I may regret a stock market spin or splurging on a dress without a waist, but I have never regretted an investment in travel.
Every trip I make pays dividends in friendships and photos, in laughter and dreams. I have gained knowledge, perspective and weight. I have lost luggage and horizons. I have not always cared.
In travel, the markets are up early, and I know my dollars have helped. I am bullish on the basket market in Rabat and the cheese market in Beaune.
I was bearish enough in Norway one summer to invest 50 kroner to join the Royal & Ancient Polar Bear Society whose club room is in Hammerfest, far north of the Arctic Circle.
For my investment I received a post card, a certificate of membership, a polar bear lapel pin and an invitation to attend the group's annual meeting on the third Sunday in January at 6 p.m. It will be a dark day in Hammerfest when I do.
I am, by nature, a small spender. I hate to lose much.
Tally of Lost Items
I lost a wooden-handled Swiss umbrella in the Seattle airport--well, I left it behind on a plane. I lost an English guidebook to the Paris Opera House (cost: 10 francs)--well, I left it behind in an airplane seat pocket after reading part of it over Greenland on my way home. In Paris last May I dashed into the Opera House foyer to spring for another. They were out of the English edition, but offered me a deal on the German. I decided to wait.
I have invested in the restoration of the old stone church in Murbach, in the gentle hills of Alsace, by dropping some coins into a wooden box by the door. I have diversified by supporting congregations from Sitka to Kauai, in return for a song.
I have invested in New Zealand by renting a post box at Milford Sound on the rugged west coast of the South Island. Why? Because the place is beautiful. Because the sound is silent. Because it was June. Because I was there.
I've never claimed my investments were not emotional.
I have invested in heavy souvenirs, from a Balinese gender to an English stick barometer. I toted the latter home to Southern California where the mercury rarely moves, but the rosewood case rises on my living room wall.
I have invested in Oscar de la Renta toilet water each time I have passed through a duty-free shop.
I invested $7.31 ($6.95 plus tax) on "Cheap Eats in Paris," a 1986-87 guide to 100 inexpensive restaurants and bistros, a paperback that's available by mail from Cobble & Mickle Books, Box 3521, San Diego 92103.

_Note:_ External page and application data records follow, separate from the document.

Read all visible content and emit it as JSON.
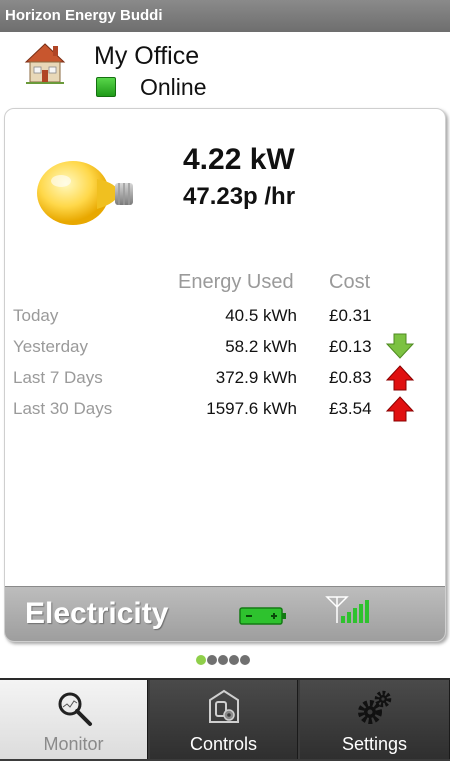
{
  "app": {
    "title": "Horizon Energy Buddi"
  },
  "device": {
    "name": "My Office",
    "status": "Online",
    "status_color": "#2db02a",
    "icon": "house-icon"
  },
  "summary": {
    "power": "4.22 kW",
    "rate": "47.23p /hr",
    "icon": "lightbulb-icon"
  },
  "table": {
    "headers": {
      "energy": "Energy Used",
      "cost": "Cost"
    },
    "rows": [
      {
        "label": "Today",
        "energy": "40.5 kWh",
        "cost": "£0.31",
        "trend": "none"
      },
      {
        "label": "Yesterday",
        "energy": "58.2 kWh",
        "cost": "£0.13",
        "trend": "down"
      },
      {
        "label": "Last 7 Days",
        "energy": "372.9 kWh",
        "cost": "£0.83",
        "trend": "up"
      },
      {
        "label": "Last 30 Days",
        "energy": "1597.6 kWh",
        "cost": "£3.54",
        "trend": "up"
      }
    ],
    "trend_colors": {
      "down": "#7cc242",
      "up": "#e01010"
    }
  },
  "footer": {
    "title": "Electricity",
    "icons": [
      "battery-icon",
      "signal-strength-icon"
    ]
  },
  "pager": {
    "count": 5,
    "active_index": 0,
    "active_color": "#8fcf4a"
  },
  "tabs": [
    {
      "label": "Monitor",
      "icon": "magnifier-icon",
      "selected": true
    },
    {
      "label": "Controls",
      "icon": "device-settings-icon",
      "selected": false
    },
    {
      "label": "Settings",
      "icon": "gears-icon",
      "selected": false
    }
  ]
}
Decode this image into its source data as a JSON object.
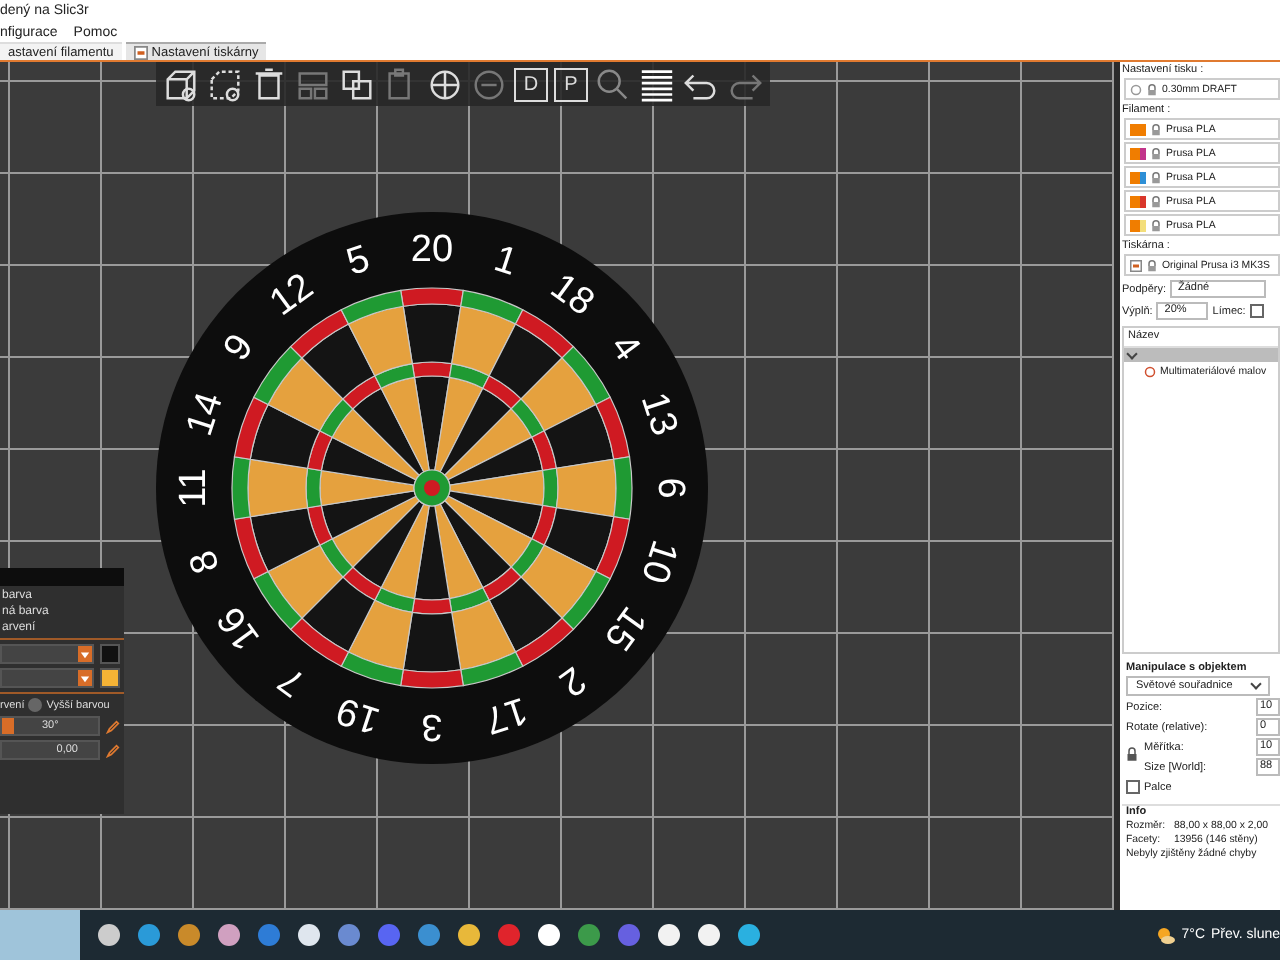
{
  "window": {
    "title": "dený na Slic3r"
  },
  "menu": [
    "nfigurace",
    "Pomoc"
  ],
  "tabs": [
    {
      "label": "astavení filamentu",
      "selected": false
    },
    {
      "label": "Nastavení tiskárny",
      "selected": true
    }
  ],
  "toolbar": {
    "letters": [
      "D",
      "P"
    ]
  },
  "dartboard": {
    "numbers": [
      "20",
      "1",
      "18",
      "4",
      "13",
      "6",
      "10",
      "15",
      "2",
      "17",
      "3",
      "19",
      "7",
      "16",
      "8",
      "11",
      "14",
      "9",
      "12",
      "5"
    ]
  },
  "color_panel": {
    "lines": [
      "barva",
      "ná barva",
      "arvení"
    ],
    "swatches": [
      {
        "color": "#111111"
      },
      {
        "color": "#f5b335"
      }
    ],
    "option_label": "rvení",
    "radio_label": "Vyšší barvou",
    "radio_selected": false,
    "angle_value": "30°",
    "angle_slider": {
      "level": 0.12
    },
    "height_value": "0,00"
  },
  "sidebar": {
    "print_label": "Nastavení tisku :",
    "print_value": "0.30mm DRAFT",
    "filament_label": "Filament :",
    "filaments": [
      {
        "name": "Prusa PLA",
        "color": "#f07d00"
      },
      {
        "name": "Prusa PLA",
        "color": "#c2348a"
      },
      {
        "name": "Prusa PLA",
        "color": "#2d8fd6"
      },
      {
        "name": "Prusa PLA",
        "color": "#d9362b"
      },
      {
        "name": "Prusa PLA",
        "color": "#f3de7a"
      }
    ],
    "printer_label": "Tiskárna :",
    "printer_value": "Original Prusa i3 MK3S",
    "supports_label": "Podpěry:",
    "supports_value": "Žádné",
    "infill_label": "Výplň:",
    "infill_value": "20%",
    "brim_label": "Límec:",
    "brim_checked": false,
    "list_header": "Název",
    "tree_child": "Multimateriálové malov",
    "manip_title": "Manipulace s objektem",
    "coords_value": "Světové souřadnice",
    "fields": [
      {
        "label": "Pozice:",
        "value": "10"
      },
      {
        "label": "Rotate (relative):",
        "value": "0"
      },
      {
        "label": "Měřítka:",
        "value": "10"
      },
      {
        "label": "Size [World]:",
        "value": "88"
      }
    ],
    "inches_label": "Palce",
    "inches_checked": false,
    "info_title": "Info",
    "info": [
      {
        "label": "Rozměr:",
        "value": "88,00 x 88,00 x 2,00"
      },
      {
        "label": "Facety:",
        "value": "13956 (146 stěny)"
      }
    ],
    "info_note": "Nebyly zjištěny žádné chyby"
  },
  "taskbar": {
    "temperature": "7°C",
    "weather": "Přev. slune"
  }
}
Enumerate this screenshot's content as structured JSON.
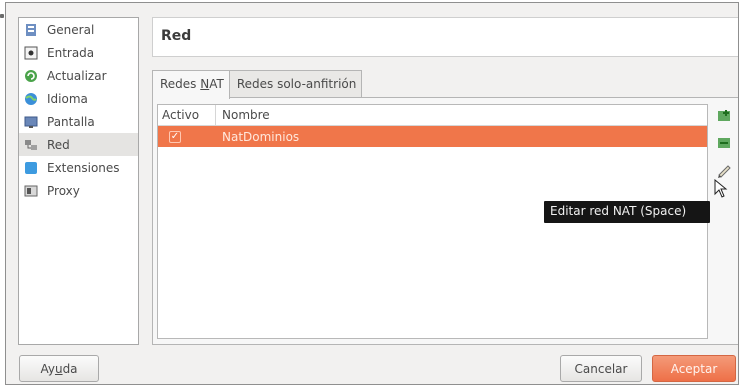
{
  "sidebar": {
    "items": [
      {
        "label": "General",
        "icon": "general-icon"
      },
      {
        "label": "Entrada",
        "icon": "input-icon"
      },
      {
        "label": "Actualizar",
        "icon": "update-icon"
      },
      {
        "label": "Idioma",
        "icon": "language-icon"
      },
      {
        "label": "Pantalla",
        "icon": "display-icon"
      },
      {
        "label": "Red",
        "icon": "network-icon",
        "selected": true
      },
      {
        "label": "Extensiones",
        "icon": "extensions-icon"
      },
      {
        "label": "Proxy",
        "icon": "proxy-icon"
      }
    ]
  },
  "header": {
    "title": "Red"
  },
  "tabs": [
    {
      "prefix": "Redes ",
      "mnemonic": "N",
      "suffix": "AT",
      "active": true
    },
    {
      "label": "Redes solo-anfitrión",
      "active": false
    }
  ],
  "table": {
    "columns": [
      "Activo",
      "Nombre"
    ],
    "rows": [
      {
        "active": true,
        "check_glyph": "✓",
        "name": "NatDominios",
        "selected": true
      }
    ]
  },
  "toolbar": {
    "buttons": [
      "add-nat-network-icon",
      "remove-nat-network-icon",
      "edit-nat-network-icon"
    ]
  },
  "tooltip": {
    "text": "Editar red NAT (Space)"
  },
  "footer": {
    "help": {
      "prefix": "Ay",
      "mnemonic": "u",
      "suffix": "da"
    },
    "cancel": {
      "label": "Cancelar"
    },
    "ok": {
      "label": "Aceptar"
    }
  },
  "colors": {
    "selection": "#f0764a",
    "accent_button": "#ee7048",
    "tooltip_bg": "#151515"
  }
}
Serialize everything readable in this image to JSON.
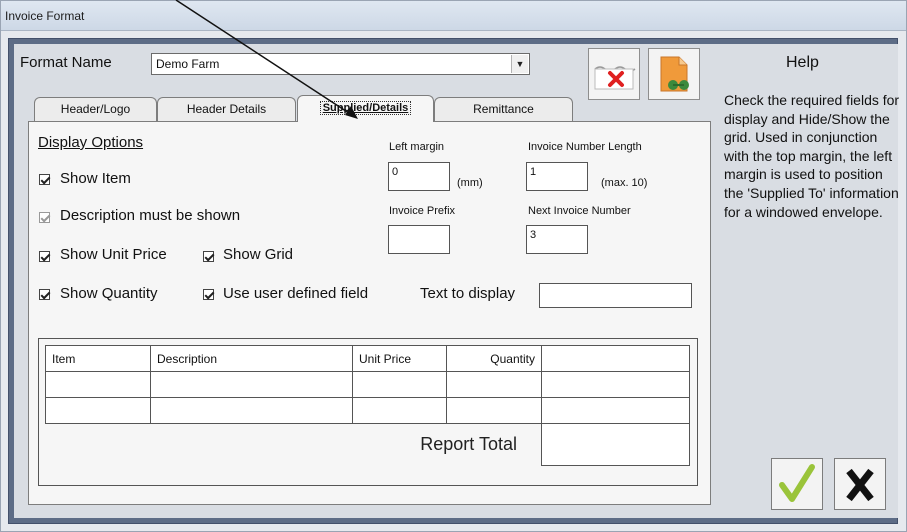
{
  "window": {
    "title": "Invoice Format"
  },
  "format": {
    "label": "Format Name",
    "value": "Demo Farm"
  },
  "toolbar": {
    "delete_icon": "delete-document-icon",
    "export_icon": "document-export-icon"
  },
  "tabs": [
    {
      "label": "Header/Logo"
    },
    {
      "label": "Header Details"
    },
    {
      "label": "Supplied/Details"
    },
    {
      "label": "Remittance"
    }
  ],
  "options": {
    "heading": "Display Options",
    "show_item": "Show Item",
    "description_must_be_shown": "Description must be shown",
    "show_unit_price": "Show Unit Price",
    "show_grid": "Show Grid",
    "show_quantity": "Show Quantity",
    "use_user_defined_field": "Use user defined field",
    "text_to_display": "Text to display",
    "text_to_display_value": ""
  },
  "fields": {
    "left_margin_label": "Left margin",
    "left_margin_value": "0",
    "left_margin_unit": "(mm)",
    "invoice_number_length_label": "Invoice Number Length",
    "invoice_number_length_value": "1",
    "invoice_number_length_hint": "(max. 10)",
    "invoice_prefix_label": "Invoice Prefix",
    "invoice_prefix_value": "",
    "next_invoice_number_label": "Next Invoice Number",
    "next_invoice_number_value": "3"
  },
  "preview_grid": {
    "headers": [
      "Item",
      "Description",
      "Unit Price",
      "Quantity",
      ""
    ],
    "total_label": "Report Total"
  },
  "help": {
    "title": "Help",
    "text": "Check the required fields for display and Hide/Show the grid. Used in conjunction with the top margin, the left margin is used to position the 'Supplied To' information for a windowed envelope."
  },
  "colors": {
    "frame": "#5d6c86",
    "panel": "#f6f6f6",
    "ok_check": "#9ac43a",
    "delete_x": "#e02020",
    "export_doc": "#f09a3a"
  }
}
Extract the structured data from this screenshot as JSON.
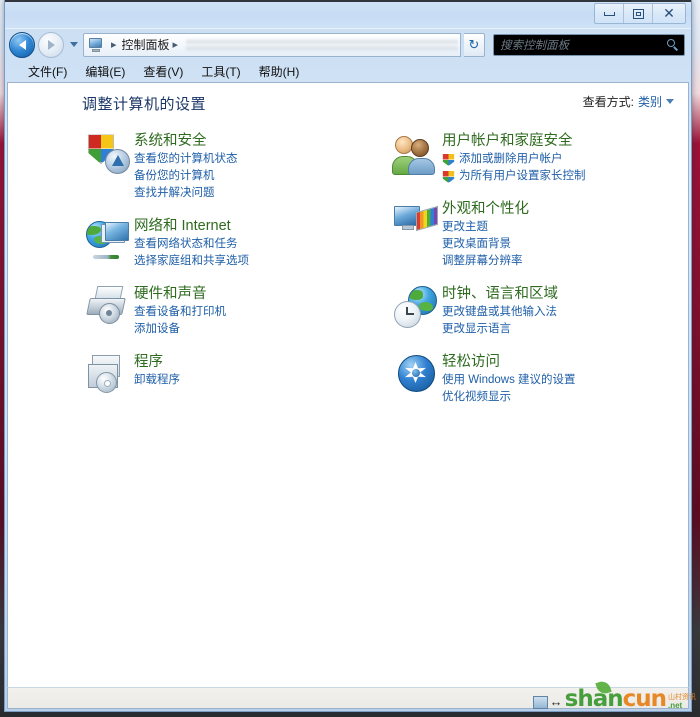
{
  "window": {
    "controls": {
      "minimize_label": "最小化",
      "restore_label": "还原",
      "close_label": "关闭",
      "close_glyph": "✕"
    }
  },
  "addressbar": {
    "back_label": "后退",
    "forward_label": "前进",
    "recent_label": "最近浏览的位置",
    "computer_icon": "computer-icon",
    "crumb": "控制面板",
    "separator": "▸",
    "refresh_glyph": "↻",
    "refresh_label": "刷新"
  },
  "search": {
    "placeholder": "搜索控制面板",
    "icon": "search-icon"
  },
  "menubar": {
    "items": [
      {
        "label": "文件(F)"
      },
      {
        "label": "编辑(E)"
      },
      {
        "label": "查看(V)"
      },
      {
        "label": "工具(T)"
      },
      {
        "label": "帮助(H)"
      }
    ]
  },
  "content": {
    "page_title": "调整计算机的设置",
    "view_by": {
      "label": "查看方式:",
      "value": "类别",
      "chevron": "chevron-down-icon"
    }
  },
  "categories": {
    "left": [
      {
        "icon": "security-shield-icon",
        "title": "系统和安全",
        "links": [
          {
            "text": "查看您的计算机状态",
            "shield": false
          },
          {
            "text": "备份您的计算机",
            "shield": false
          },
          {
            "text": "查找并解决问题",
            "shield": false
          }
        ]
      },
      {
        "icon": "network-globe-icon",
        "title": "网络和 Internet",
        "links": [
          {
            "text": "查看网络状态和任务",
            "shield": false
          },
          {
            "text": "选择家庭组和共享选项",
            "shield": false
          }
        ]
      },
      {
        "icon": "printer-icon",
        "title": "硬件和声音",
        "links": [
          {
            "text": "查看设备和打印机",
            "shield": false
          },
          {
            "text": "添加设备",
            "shield": false
          }
        ]
      },
      {
        "icon": "programs-cd-icon",
        "title": "程序",
        "links": [
          {
            "text": "卸载程序",
            "shield": false
          }
        ]
      }
    ],
    "right": [
      {
        "icon": "users-icon",
        "title": "用户帐户和家庭安全",
        "links": [
          {
            "text": "添加或删除用户帐户",
            "shield": true
          },
          {
            "text": "为所有用户设置家长控制",
            "shield": true
          }
        ]
      },
      {
        "icon": "appearance-monitor-icon",
        "title": "外观和个性化",
        "links": [
          {
            "text": "更改主题",
            "shield": false
          },
          {
            "text": "更改桌面背景",
            "shield": false
          },
          {
            "text": "调整屏幕分辨率",
            "shield": false
          }
        ]
      },
      {
        "icon": "clock-globe-icon",
        "title": "时钟、语言和区域",
        "links": [
          {
            "text": "更改键盘或其他输入法",
            "shield": false
          },
          {
            "text": "更改显示语言",
            "shield": false
          }
        ]
      },
      {
        "icon": "ease-of-access-icon",
        "title": "轻松访问",
        "links": [
          {
            "text": "使用 Windows 建议的设置",
            "shield": false
          },
          {
            "text": "优化视频显示",
            "shield": false
          }
        ]
      }
    ]
  },
  "statusbar": {
    "text": ""
  },
  "watermark": {
    "part1": "shan",
    "part2": "cun",
    "suffix_top": "山村资讯",
    "suffix_bottom": ".net"
  },
  "colors": {
    "category_title": "#2e6b1f",
    "link": "#1f5fa8",
    "page_title": "#1a3666",
    "desktop": "#7e0f2c",
    "search_background": "#000000"
  }
}
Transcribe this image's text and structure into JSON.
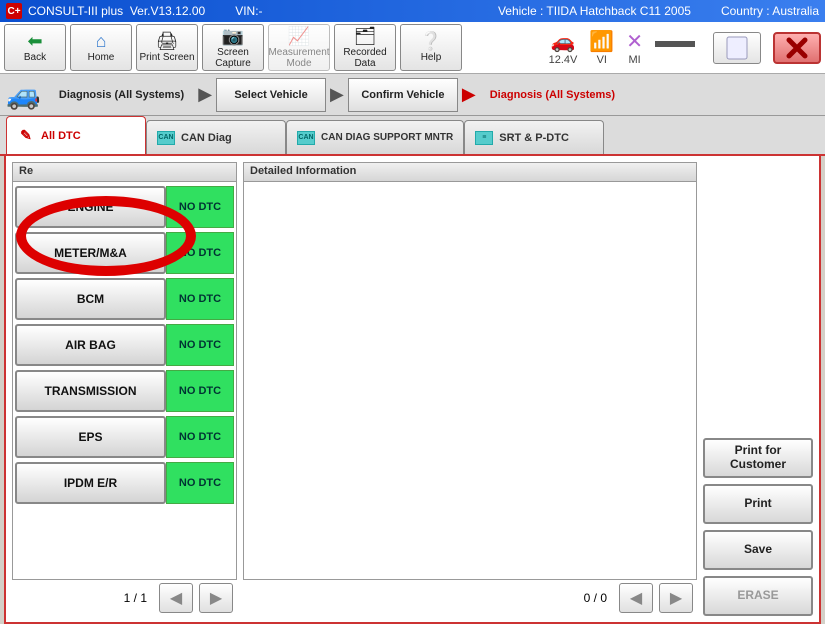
{
  "title": {
    "app": "CONSULT-III plus",
    "ver": "Ver.V13.12.00",
    "vin_label": "VIN:-",
    "vehicle_label": "Vehicle : TIIDA Hatchback C11 2005",
    "country_label": "Country : Australia"
  },
  "toolbar": {
    "back": "Back",
    "home": "Home",
    "print_screen": "Print Screen",
    "screen_cap": "Screen Capture",
    "meas_mode": "Measurement Mode",
    "recorded_data": "Recorded Data",
    "help": "Help"
  },
  "status": {
    "voltage": "12.4V",
    "vi": "VI",
    "mi": "MI"
  },
  "breadcrumb": {
    "step1": "Diagnosis (All Systems)",
    "step2": "Select Vehicle",
    "step3": "Confirm Vehicle",
    "step4": "Diagnosis (All Systems)"
  },
  "tabs": {
    "all_dtc": "All DTC",
    "can_diag": "CAN Diag",
    "can_support": "CAN DIAG SUPPORT MNTR",
    "srt": "SRT & P-DTC"
  },
  "left": {
    "header": "Re",
    "systems": [
      {
        "name": "ENGINE",
        "status": "NO DTC"
      },
      {
        "name": "METER/M&A",
        "status": "NO DTC"
      },
      {
        "name": "BCM",
        "status": "NO DTC"
      },
      {
        "name": "AIR BAG",
        "status": "NO DTC"
      },
      {
        "name": "TRANSMISSION",
        "status": "NO DTC"
      },
      {
        "name": "EPS",
        "status": "NO DTC"
      },
      {
        "name": "IPDM E/R",
        "status": "NO DTC"
      }
    ],
    "pager": "1 / 1"
  },
  "detail": {
    "header": "Detailed Information",
    "pager": "0 / 0"
  },
  "actions": {
    "print_customer": "Print for Customer",
    "print": "Print",
    "save": "Save",
    "erase": "ERASE"
  }
}
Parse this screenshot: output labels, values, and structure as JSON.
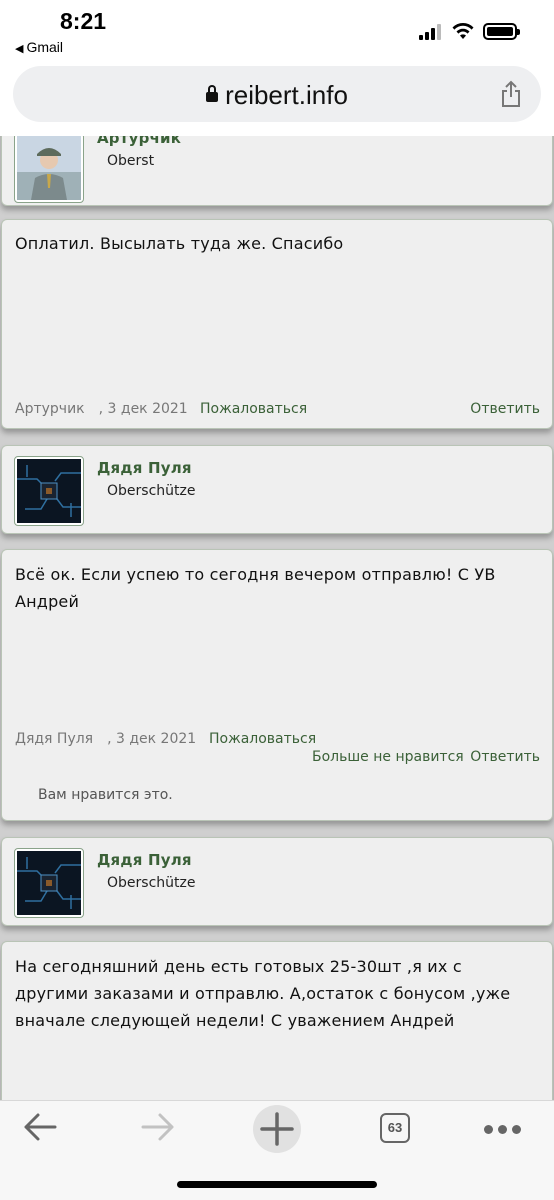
{
  "status_bar": {
    "time": "8:21",
    "back_app": "Gmail"
  },
  "browser": {
    "url": "reibert.info"
  },
  "posts": [
    {
      "user_name": "Артурчик",
      "user_title": "Oberst",
      "text": "Оплатил. Высылать туда же. Спасибо",
      "meta_author": "Артурчик",
      "meta_date": ", 3 дек 2021",
      "report_label": "Пожаловаться",
      "reply_label": "Ответить"
    },
    {
      "user_name": "Дядя Пуля",
      "user_title": "Oberschütze",
      "text": "Всё ок. Если успею то сегодня вечером отправлю! С УВ Андрей",
      "meta_author": "Дядя Пуля",
      "meta_date": ", 3 дек 2021",
      "report_label": "Пожаловаться",
      "unlike_label": "Больше не нравится",
      "reply_label": "Ответить",
      "liked_note": "Вам нравится это."
    },
    {
      "user_name": "Дядя Пуля",
      "user_title": "Oberschütze",
      "text": "На сегодняшний день есть готовых 25-30шт ,я их с другими заказами и отправлю. А,остаток с бонусом ,уже вначале следующей недели! С уважением Андрей"
    }
  ],
  "toolbar": {
    "tab_count": "63"
  },
  "colors": {
    "link_green": "#3b6138",
    "page_bg": "#cfcfcf",
    "card_bg": "#efefef"
  }
}
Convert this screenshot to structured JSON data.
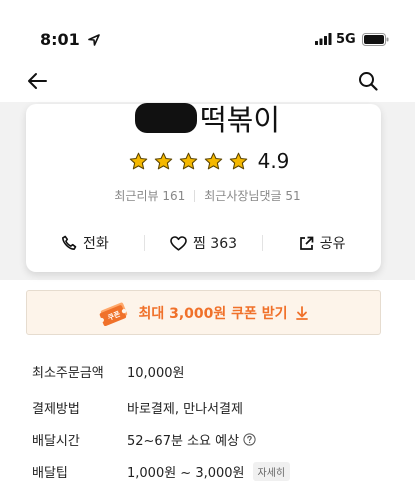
{
  "status_bar": {
    "time": "8:01",
    "network": "5G"
  },
  "store": {
    "name": "떡볶이",
    "rating": "4.9",
    "recent_reviews": "최근리뷰 161",
    "owner_replies": "최근사장님댓글 51"
  },
  "actions": {
    "call": "전화",
    "like": "찜 363",
    "share": "공유"
  },
  "coupon": {
    "badge": "쿠폰",
    "label": "최대 3,000원 쿠폰 받기"
  },
  "info": [
    {
      "label": "최소주문금액",
      "value": "10,000원"
    },
    {
      "label": "결제방법",
      "value": "바로결제, 만나서결제"
    },
    {
      "label": "배달시간",
      "value": "52~67분 소요 예상"
    },
    {
      "label": "배달팁",
      "value": "1,000원 ~ 3,000원",
      "detail": "자세히"
    }
  ],
  "colors": {
    "accent": "#f0712a",
    "star": "#f5b800",
    "coupon_bg": "#fdf4ea"
  },
  "icons": [
    "location-arrow-icon",
    "signal-icon",
    "battery-icon",
    "back-arrow-icon",
    "search-icon",
    "star-icon",
    "phone-icon",
    "heart-icon",
    "share-icon",
    "coupon-ticket-icon",
    "download-arrow-icon",
    "help-circle-icon"
  ]
}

I figure I recouped that investment with one scrumptious meal at Le Pichet, a farm-fresh restaurant with rustic decor and splendid seafood just steps from the Champs-Elysees.